═══ Records to use ═══
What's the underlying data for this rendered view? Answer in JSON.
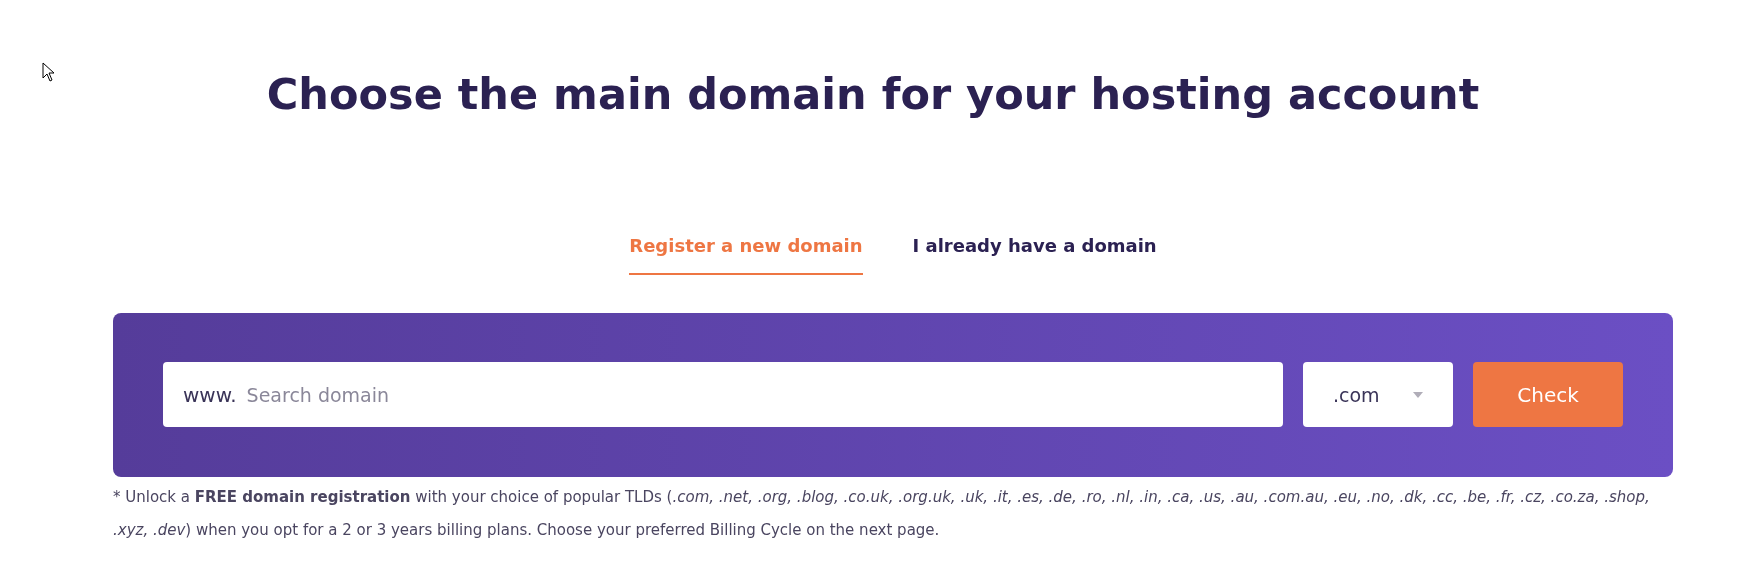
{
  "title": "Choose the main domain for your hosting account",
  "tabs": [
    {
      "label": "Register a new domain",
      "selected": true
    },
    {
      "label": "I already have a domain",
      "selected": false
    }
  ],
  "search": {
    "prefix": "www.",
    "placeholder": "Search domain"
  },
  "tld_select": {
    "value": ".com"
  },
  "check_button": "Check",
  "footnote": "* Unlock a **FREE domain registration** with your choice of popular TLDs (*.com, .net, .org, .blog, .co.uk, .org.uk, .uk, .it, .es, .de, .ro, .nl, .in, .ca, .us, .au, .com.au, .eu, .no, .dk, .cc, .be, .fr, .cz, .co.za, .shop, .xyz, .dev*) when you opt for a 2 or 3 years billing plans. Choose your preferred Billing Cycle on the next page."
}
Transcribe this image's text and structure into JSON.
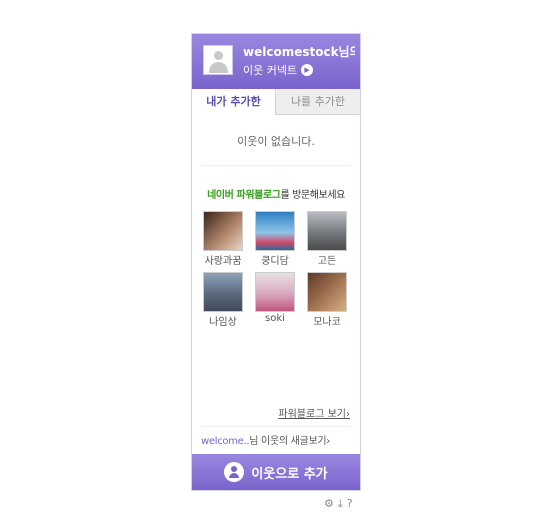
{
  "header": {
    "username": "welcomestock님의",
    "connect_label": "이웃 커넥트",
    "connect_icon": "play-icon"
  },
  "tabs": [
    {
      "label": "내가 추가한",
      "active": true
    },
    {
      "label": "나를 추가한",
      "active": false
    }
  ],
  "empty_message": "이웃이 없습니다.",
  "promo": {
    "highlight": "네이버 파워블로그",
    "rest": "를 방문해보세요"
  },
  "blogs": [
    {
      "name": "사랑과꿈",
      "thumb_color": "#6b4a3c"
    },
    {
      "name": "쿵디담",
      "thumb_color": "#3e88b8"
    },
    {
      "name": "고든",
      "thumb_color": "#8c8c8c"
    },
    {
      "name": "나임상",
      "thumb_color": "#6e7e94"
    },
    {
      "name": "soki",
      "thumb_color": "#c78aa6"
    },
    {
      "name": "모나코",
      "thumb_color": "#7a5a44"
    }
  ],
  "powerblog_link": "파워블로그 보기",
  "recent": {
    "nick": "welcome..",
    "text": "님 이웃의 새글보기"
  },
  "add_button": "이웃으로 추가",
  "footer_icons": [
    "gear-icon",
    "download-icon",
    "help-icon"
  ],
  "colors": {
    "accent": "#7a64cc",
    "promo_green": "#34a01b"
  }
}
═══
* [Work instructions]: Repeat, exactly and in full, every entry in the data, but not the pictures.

* [Solution]:
What's the underlying data for this rendered view? Answer in JSON.
{
  "title": "Choose the main domain for your hosting account",
  "tabs": [
    {
      "label": "Register a new domain",
      "selected": true
    },
    {
      "label": "I already have a domain",
      "selected": false
    }
  ],
  "search": {
    "prefix": "www.",
    "placeholder": "Search domain"
  },
  "tld_select": {
    "value": ".com"
  },
  "check_button": "Check",
  "footnote": "* Unlock a **FREE domain registration** with your choice of popular TLDs (*.com, .net, .org, .blog, .co.uk, .org.uk, .uk, .it, .es, .de, .ro, .nl, .in, .ca, .us, .au, .com.au, .eu, .no, .dk, .cc, .be, .fr, .cz, .co.za, .shop, .xyz, .dev*) when you opt for a 2 or 3 years billing plans. Choose your preferred Billing Cycle on the next page."
}
Transcribe this image's text and structure into JSON.
{
  "header": {
    "username": "welcomestock님의",
    "connect_label": "이웃 커넥트",
    "connect_icon": "play-icon"
  },
  "tabs": [
    {
      "label": "내가 추가한",
      "active": true
    },
    {
      "label": "나를 추가한",
      "active": false
    }
  ],
  "empty_message": "이웃이 없습니다.",
  "promo": {
    "highlight": "네이버 파워블로그",
    "rest": "를 방문해보세요"
  },
  "blogs": [
    {
      "name": "사랑과꿈",
      "thumb_color": "#6b4a3c"
    },
    {
      "name": "쿵디담",
      "thumb_color": "#3e88b8"
    },
    {
      "name": "고든",
      "thumb_color": "#8c8c8c"
    },
    {
      "name": "나임상",
      "thumb_color": "#6e7e94"
    },
    {
      "name": "soki",
      "thumb_color": "#c78aa6"
    },
    {
      "name": "모나코",
      "thumb_color": "#7a5a44"
    }
  ],
  "powerblog_link": "파워블로그 보기",
  "recent": {
    "nick": "welcome..",
    "text": "님 이웃의 새글보기"
  },
  "add_button": "이웃으로 추가",
  "footer_icons": [
    "gear-icon",
    "download-icon",
    "help-icon"
  ],
  "colors": {
    "accent": "#7a64cc",
    "promo_green": "#34a01b"
  }
}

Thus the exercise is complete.